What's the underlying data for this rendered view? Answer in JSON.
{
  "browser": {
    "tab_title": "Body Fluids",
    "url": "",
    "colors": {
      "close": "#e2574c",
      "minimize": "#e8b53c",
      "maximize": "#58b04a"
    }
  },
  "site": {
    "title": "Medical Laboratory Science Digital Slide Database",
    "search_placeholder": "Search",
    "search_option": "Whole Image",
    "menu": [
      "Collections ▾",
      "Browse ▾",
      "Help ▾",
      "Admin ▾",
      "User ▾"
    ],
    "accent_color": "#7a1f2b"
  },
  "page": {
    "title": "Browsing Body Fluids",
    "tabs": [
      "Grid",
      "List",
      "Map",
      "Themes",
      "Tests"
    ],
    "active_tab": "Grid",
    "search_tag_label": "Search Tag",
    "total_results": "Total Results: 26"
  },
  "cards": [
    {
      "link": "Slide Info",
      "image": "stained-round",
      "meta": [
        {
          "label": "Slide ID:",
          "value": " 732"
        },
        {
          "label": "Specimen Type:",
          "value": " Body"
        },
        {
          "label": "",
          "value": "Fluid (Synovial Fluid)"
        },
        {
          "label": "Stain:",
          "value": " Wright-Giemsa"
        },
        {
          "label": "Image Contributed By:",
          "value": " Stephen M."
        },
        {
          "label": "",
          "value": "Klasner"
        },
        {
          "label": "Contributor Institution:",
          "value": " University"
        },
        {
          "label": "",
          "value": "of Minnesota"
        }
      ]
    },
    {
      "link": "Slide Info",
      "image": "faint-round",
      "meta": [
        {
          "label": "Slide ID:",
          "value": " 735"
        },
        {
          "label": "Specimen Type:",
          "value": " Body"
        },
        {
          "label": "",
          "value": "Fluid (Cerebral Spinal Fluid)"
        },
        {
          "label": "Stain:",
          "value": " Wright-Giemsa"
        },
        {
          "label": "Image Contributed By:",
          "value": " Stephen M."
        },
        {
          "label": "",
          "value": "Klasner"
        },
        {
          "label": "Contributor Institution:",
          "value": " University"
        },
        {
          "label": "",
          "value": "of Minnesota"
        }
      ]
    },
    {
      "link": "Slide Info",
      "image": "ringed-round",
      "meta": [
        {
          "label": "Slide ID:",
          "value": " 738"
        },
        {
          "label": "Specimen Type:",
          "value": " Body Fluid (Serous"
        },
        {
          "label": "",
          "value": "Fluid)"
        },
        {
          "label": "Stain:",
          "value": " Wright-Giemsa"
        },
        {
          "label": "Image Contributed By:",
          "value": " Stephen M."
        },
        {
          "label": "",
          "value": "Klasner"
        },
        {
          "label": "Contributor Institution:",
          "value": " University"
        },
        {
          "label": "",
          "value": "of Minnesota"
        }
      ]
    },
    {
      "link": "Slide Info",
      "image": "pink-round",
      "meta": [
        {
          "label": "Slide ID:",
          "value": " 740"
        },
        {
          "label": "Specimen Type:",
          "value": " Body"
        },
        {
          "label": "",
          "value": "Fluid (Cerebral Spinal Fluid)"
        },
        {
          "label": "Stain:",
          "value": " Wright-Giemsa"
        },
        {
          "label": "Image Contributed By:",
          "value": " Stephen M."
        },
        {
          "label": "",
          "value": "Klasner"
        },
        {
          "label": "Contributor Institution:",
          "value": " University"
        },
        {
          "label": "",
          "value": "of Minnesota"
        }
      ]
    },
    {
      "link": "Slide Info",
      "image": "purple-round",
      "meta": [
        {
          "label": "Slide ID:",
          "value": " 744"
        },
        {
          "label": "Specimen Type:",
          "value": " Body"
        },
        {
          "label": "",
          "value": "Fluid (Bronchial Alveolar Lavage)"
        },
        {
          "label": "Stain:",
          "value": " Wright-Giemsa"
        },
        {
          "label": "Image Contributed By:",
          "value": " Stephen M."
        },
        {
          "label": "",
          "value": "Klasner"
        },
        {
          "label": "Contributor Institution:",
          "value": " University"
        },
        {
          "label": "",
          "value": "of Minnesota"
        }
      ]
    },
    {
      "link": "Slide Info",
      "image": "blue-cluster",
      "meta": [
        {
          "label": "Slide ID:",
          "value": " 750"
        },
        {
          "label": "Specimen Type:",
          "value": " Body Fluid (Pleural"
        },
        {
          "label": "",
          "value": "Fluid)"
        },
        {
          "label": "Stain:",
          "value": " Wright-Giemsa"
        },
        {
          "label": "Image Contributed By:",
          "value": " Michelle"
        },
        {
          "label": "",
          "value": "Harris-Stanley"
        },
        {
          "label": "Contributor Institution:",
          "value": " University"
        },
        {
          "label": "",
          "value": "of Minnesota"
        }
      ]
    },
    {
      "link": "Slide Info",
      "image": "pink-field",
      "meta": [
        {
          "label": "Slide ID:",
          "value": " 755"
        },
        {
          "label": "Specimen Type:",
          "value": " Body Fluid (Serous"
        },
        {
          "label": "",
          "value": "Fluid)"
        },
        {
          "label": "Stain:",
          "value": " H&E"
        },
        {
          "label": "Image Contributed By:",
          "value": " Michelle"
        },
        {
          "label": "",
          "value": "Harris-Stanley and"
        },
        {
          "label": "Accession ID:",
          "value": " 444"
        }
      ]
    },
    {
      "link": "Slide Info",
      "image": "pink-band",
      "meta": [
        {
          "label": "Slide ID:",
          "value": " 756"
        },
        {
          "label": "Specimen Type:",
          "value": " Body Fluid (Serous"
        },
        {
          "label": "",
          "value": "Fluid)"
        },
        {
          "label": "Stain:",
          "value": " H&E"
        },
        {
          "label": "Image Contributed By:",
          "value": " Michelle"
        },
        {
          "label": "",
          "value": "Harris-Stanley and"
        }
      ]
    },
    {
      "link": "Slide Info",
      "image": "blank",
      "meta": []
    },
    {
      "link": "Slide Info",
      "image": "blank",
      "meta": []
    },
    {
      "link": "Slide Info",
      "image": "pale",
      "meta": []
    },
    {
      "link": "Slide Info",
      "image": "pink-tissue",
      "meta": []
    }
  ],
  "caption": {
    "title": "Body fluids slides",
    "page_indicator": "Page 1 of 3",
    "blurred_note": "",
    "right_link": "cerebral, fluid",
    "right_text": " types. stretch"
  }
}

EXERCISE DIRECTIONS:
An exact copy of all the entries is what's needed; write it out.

SOLUTION FOR THIS EXERCISE:
What's the underlying data for this rendered view? Answer in JSON.
{
  "browser": {
    "tab_title": "Body Fluids",
    "url": "",
    "colors": {
      "close": "#e2574c",
      "minimize": "#e8b53c",
      "maximize": "#58b04a"
    }
  },
  "site": {
    "title": "Medical Laboratory Science Digital Slide Database",
    "search_placeholder": "Search",
    "search_option": "Whole Image",
    "menu": [
      "Collections ▾",
      "Browse ▾",
      "Help ▾",
      "Admin ▾",
      "User ▾"
    ],
    "accent_color": "#7a1f2b"
  },
  "page": {
    "title": "Browsing Body Fluids",
    "tabs": [
      "Grid",
      "List",
      "Map",
      "Themes",
      "Tests"
    ],
    "active_tab": "Grid",
    "search_tag_label": "Search Tag",
    "total_results": "Total Results: 26"
  },
  "cards": [
    {
      "link": "Slide Info",
      "image": "stained-round",
      "meta": [
        {
          "label": "Slide ID:",
          "value": " 732"
        },
        {
          "label": "Specimen Type:",
          "value": " Body"
        },
        {
          "label": "",
          "value": "Fluid (Synovial Fluid)"
        },
        {
          "label": "Stain:",
          "value": " Wright-Giemsa"
        },
        {
          "label": "Image Contributed By:",
          "value": " Stephen M."
        },
        {
          "label": "",
          "value": "Klasner"
        },
        {
          "label": "Contributor Institution:",
          "value": " University"
        },
        {
          "label": "",
          "value": "of Minnesota"
        }
      ]
    },
    {
      "link": "Slide Info",
      "image": "faint-round",
      "meta": [
        {
          "label": "Slide ID:",
          "value": " 735"
        },
        {
          "label": "Specimen Type:",
          "value": " Body"
        },
        {
          "label": "",
          "value": "Fluid (Cerebral Spinal Fluid)"
        },
        {
          "label": "Stain:",
          "value": " Wright-Giemsa"
        },
        {
          "label": "Image Contributed By:",
          "value": " Stephen M."
        },
        {
          "label": "",
          "value": "Klasner"
        },
        {
          "label": "Contributor Institution:",
          "value": " University"
        },
        {
          "label": "",
          "value": "of Minnesota"
        }
      ]
    },
    {
      "link": "Slide Info",
      "image": "ringed-round",
      "meta": [
        {
          "label": "Slide ID:",
          "value": " 738"
        },
        {
          "label": "Specimen Type:",
          "value": " Body Fluid (Serous"
        },
        {
          "label": "",
          "value": "Fluid)"
        },
        {
          "label": "Stain:",
          "value": " Wright-Giemsa"
        },
        {
          "label": "Image Contributed By:",
          "value": " Stephen M."
        },
        {
          "label": "",
          "value": "Klasner"
        },
        {
          "label": "Contributor Institution:",
          "value": " University"
        },
        {
          "label": "",
          "value": "of Minnesota"
        }
      ]
    },
    {
      "link": "Slide Info",
      "image": "pink-round",
      "meta": [
        {
          "label": "Slide ID:",
          "value": " 740"
        },
        {
          "label": "Specimen Type:",
          "value": " Body"
        },
        {
          "label": "",
          "value": "Fluid (Cerebral Spinal Fluid)"
        },
        {
          "label": "Stain:",
          "value": " Wright-Giemsa"
        },
        {
          "label": "Image Contributed By:",
          "value": " Stephen M."
        },
        {
          "label": "",
          "value": "Klasner"
        },
        {
          "label": "Contributor Institution:",
          "value": " University"
        },
        {
          "label": "",
          "value": "of Minnesota"
        }
      ]
    },
    {
      "link": "Slide Info",
      "image": "purple-round",
      "meta": [
        {
          "label": "Slide ID:",
          "value": " 744"
        },
        {
          "label": "Specimen Type:",
          "value": " Body"
        },
        {
          "label": "",
          "value": "Fluid (Bronchial Alveolar Lavage)"
        },
        {
          "label": "Stain:",
          "value": " Wright-Giemsa"
        },
        {
          "label": "Image Contributed By:",
          "value": " Stephen M."
        },
        {
          "label": "",
          "value": "Klasner"
        },
        {
          "label": "Contributor Institution:",
          "value": " University"
        },
        {
          "label": "",
          "value": "of Minnesota"
        }
      ]
    },
    {
      "link": "Slide Info",
      "image": "blue-cluster",
      "meta": [
        {
          "label": "Slide ID:",
          "value": " 750"
        },
        {
          "label": "Specimen Type:",
          "value": " Body Fluid (Pleural"
        },
        {
          "label": "",
          "value": "Fluid)"
        },
        {
          "label": "Stain:",
          "value": " Wright-Giemsa"
        },
        {
          "label": "Image Contributed By:",
          "value": " Michelle"
        },
        {
          "label": "",
          "value": "Harris-Stanley"
        },
        {
          "label": "Contributor Institution:",
          "value": " University"
        },
        {
          "label": "",
          "value": "of Minnesota"
        }
      ]
    },
    {
      "link": "Slide Info",
      "image": "pink-field",
      "meta": [
        {
          "label": "Slide ID:",
          "value": " 755"
        },
        {
          "label": "Specimen Type:",
          "value": " Body Fluid (Serous"
        },
        {
          "label": "",
          "value": "Fluid)"
        },
        {
          "label": "Stain:",
          "value": " H&E"
        },
        {
          "label": "Image Contributed By:",
          "value": " Michelle"
        },
        {
          "label": "",
          "value": "Harris-Stanley and"
        },
        {
          "label": "Accession ID:",
          "value": " 444"
        }
      ]
    },
    {
      "link": "Slide Info",
      "image": "pink-band",
      "meta": [
        {
          "label": "Slide ID:",
          "value": " 756"
        },
        {
          "label": "Specimen Type:",
          "value": " Body Fluid (Serous"
        },
        {
          "label": "",
          "value": "Fluid)"
        },
        {
          "label": "Stain:",
          "value": " H&E"
        },
        {
          "label": "Image Contributed By:",
          "value": " Michelle"
        },
        {
          "label": "",
          "value": "Harris-Stanley and"
        }
      ]
    },
    {
      "link": "Slide Info",
      "image": "blank",
      "meta": []
    },
    {
      "link": "Slide Info",
      "image": "blank",
      "meta": []
    },
    {
      "link": "Slide Info",
      "image": "pale",
      "meta": []
    },
    {
      "link": "Slide Info",
      "image": "pink-tissue",
      "meta": []
    }
  ],
  "caption": {
    "title": "Body fluids slides",
    "page_indicator": "Page 1 of 3",
    "blurred_note": "",
    "right_link": "cerebral, fluid",
    "right_text": " types. stretch"
  }
}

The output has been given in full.